WHAT YOU SHOULD DO => Each line of the listing is to be retyped exactly as given.

"""

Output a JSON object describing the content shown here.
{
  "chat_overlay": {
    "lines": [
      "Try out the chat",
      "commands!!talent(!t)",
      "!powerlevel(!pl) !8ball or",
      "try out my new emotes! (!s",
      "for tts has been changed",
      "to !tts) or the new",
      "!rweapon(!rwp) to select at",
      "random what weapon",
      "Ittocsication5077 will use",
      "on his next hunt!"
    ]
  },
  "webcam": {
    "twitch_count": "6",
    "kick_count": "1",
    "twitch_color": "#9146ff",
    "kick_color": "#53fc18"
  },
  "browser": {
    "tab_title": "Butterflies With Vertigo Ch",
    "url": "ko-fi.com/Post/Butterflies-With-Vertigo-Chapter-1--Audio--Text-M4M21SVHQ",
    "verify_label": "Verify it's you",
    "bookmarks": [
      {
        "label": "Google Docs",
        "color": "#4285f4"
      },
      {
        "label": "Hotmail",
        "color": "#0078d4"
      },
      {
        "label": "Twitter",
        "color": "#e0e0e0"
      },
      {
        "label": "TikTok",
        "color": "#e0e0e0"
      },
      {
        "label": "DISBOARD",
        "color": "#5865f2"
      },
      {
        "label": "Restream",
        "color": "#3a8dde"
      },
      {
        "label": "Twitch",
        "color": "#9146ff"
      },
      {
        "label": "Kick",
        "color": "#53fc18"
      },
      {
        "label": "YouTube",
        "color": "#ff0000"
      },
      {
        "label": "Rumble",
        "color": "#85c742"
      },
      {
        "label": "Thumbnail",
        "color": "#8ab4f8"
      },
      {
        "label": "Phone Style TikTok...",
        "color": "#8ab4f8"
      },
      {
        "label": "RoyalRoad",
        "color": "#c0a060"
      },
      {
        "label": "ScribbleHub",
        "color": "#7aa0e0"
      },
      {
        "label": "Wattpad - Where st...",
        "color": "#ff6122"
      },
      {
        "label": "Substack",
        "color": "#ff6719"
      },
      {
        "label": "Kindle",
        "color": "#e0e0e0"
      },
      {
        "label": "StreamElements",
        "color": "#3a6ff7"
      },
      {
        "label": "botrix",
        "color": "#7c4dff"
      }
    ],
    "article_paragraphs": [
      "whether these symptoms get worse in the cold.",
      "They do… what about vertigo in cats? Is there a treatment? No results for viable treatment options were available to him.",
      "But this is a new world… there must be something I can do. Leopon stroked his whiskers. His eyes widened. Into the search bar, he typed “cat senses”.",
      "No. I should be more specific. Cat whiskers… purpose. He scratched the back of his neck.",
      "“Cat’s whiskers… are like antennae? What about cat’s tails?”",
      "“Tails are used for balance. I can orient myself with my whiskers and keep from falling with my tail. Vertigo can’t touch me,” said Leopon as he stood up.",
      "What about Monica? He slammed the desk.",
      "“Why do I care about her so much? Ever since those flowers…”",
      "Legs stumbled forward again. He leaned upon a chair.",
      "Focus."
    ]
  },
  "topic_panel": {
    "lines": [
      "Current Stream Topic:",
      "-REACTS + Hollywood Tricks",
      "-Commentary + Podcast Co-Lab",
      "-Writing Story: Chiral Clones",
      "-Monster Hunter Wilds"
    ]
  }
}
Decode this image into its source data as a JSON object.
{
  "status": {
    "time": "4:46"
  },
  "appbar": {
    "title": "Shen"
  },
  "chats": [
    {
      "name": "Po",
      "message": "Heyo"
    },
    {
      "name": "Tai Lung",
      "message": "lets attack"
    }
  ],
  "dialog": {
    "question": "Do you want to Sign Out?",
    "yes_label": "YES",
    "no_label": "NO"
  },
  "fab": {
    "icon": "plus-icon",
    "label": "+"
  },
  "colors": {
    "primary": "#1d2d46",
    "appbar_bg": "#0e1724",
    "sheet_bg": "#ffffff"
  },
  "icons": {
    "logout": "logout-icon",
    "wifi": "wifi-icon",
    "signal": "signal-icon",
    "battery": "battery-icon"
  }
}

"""

ANSWER TO THIS PROBLEM =>
Output a JSON object describing the content shown here.
{
  "chat_overlay": {
    "lines": [
      "Try out the chat",
      "commands!!talent(!t)",
      "!powerlevel(!pl) !8ball or",
      "try out my new emotes! (!s",
      "for tts has been changed",
      "to !tts) or the new",
      "!rweapon(!rwp) to select at",
      "random what weapon",
      "Ittocsication5077 will use",
      "on his next hunt!"
    ]
  },
  "webcam": {
    "twitch_count": "6",
    "kick_count": "1",
    "twitch_color": "#9146ff",
    "kick_color": "#53fc18"
  },
  "browser": {
    "tab_title": "Butterflies With Vertigo Ch",
    "url": "ko-fi.com/Post/Butterflies-With-Vertigo-Chapter-1--Audio--Text-M4M21SVHQ",
    "verify_label": "Verify it's you",
    "bookmarks": [
      {
        "label": "Google Docs",
        "color": "#4285f4"
      },
      {
        "label": "Hotmail",
        "color": "#0078d4"
      },
      {
        "label": "Twitter",
        "color": "#e0e0e0"
      },
      {
        "label": "TikTok",
        "color": "#e0e0e0"
      },
      {
        "label": "DISBOARD",
        "color": "#5865f2"
      },
      {
        "label": "Restream",
        "color": "#3a8dde"
      },
      {
        "label": "Twitch",
        "color": "#9146ff"
      },
      {
        "label": "Kick",
        "color": "#53fc18"
      },
      {
        "label": "YouTube",
        "color": "#ff0000"
      },
      {
        "label": "Rumble",
        "color": "#85c742"
      },
      {
        "label": "Thumbnail",
        "color": "#8ab4f8"
      },
      {
        "label": "Phone Style TikTok...",
        "color": "#8ab4f8"
      },
      {
        "label": "RoyalRoad",
        "color": "#c0a060"
      },
      {
        "label": "ScribbleHub",
        "color": "#7aa0e0"
      },
      {
        "label": "Wattpad - Where st...",
        "color": "#ff6122"
      },
      {
        "label": "Substack",
        "color": "#ff6719"
      },
      {
        "label": "Kindle",
        "color": "#e0e0e0"
      },
      {
        "label": "StreamElements",
        "color": "#3a6ff7"
      },
      {
        "label": "botrix",
        "color": "#7c4dff"
      }
    ],
    "article_paragraphs": [
      "whether these symptoms get worse in the cold.",
      "They do… what about vertigo in cats? Is there a treatment? No results for viable treatment options were available to him.",
      "But this is a new world… there must be something I can do. Leopon stroked his whiskers. His eyes widened. Into the search bar, he typed “cat senses”.",
      "No. I should be more specific. Cat whiskers… purpose. He scratched the back of his neck.",
      "“Cat’s whiskers… are like antennae? What about cat’s tails?”",
      "“Tails are used for balance. I can orient myself with my whiskers and keep from falling with my tail. Vertigo can’t touch me,” said Leopon as he stood up.",
      "What about Monica? He slammed the desk.",
      "“Why do I care about her so much? Ever since those flowers…”",
      "Legs stumbled forward again. He leaned upon a chair.",
      "Focus."
    ]
  },
  "topic_panel": {
    "lines": [
      "Current Stream Topic:",
      "-REACTS + Hollywood Tricks",
      "-Commentary + Podcast Co-Lab",
      "-Writing Story: Chiral Clones",
      "-Monster Hunter Wilds"
    ]
  }
}
Decode this image into its source data as a JSON object.
{
  "status": {
    "time": "4:46"
  },
  "appbar": {
    "title": "Shen"
  },
  "chats": [
    {
      "name": "Po",
      "message": "Heyo"
    },
    {
      "name": "Tai Lung",
      "message": "lets attack"
    }
  ],
  "dialog": {
    "question": "Do you want to Sign Out?",
    "yes_label": "YES",
    "no_label": "NO"
  },
  "fab": {
    "icon": "plus-icon",
    "label": "+"
  },
  "colors": {
    "primary": "#1d2d46",
    "appbar_bg": "#0e1724",
    "sheet_bg": "#ffffff"
  },
  "icons": {
    "logout": "logout-icon",
    "wifi": "wifi-icon",
    "signal": "signal-icon",
    "battery": "battery-icon"
  }
}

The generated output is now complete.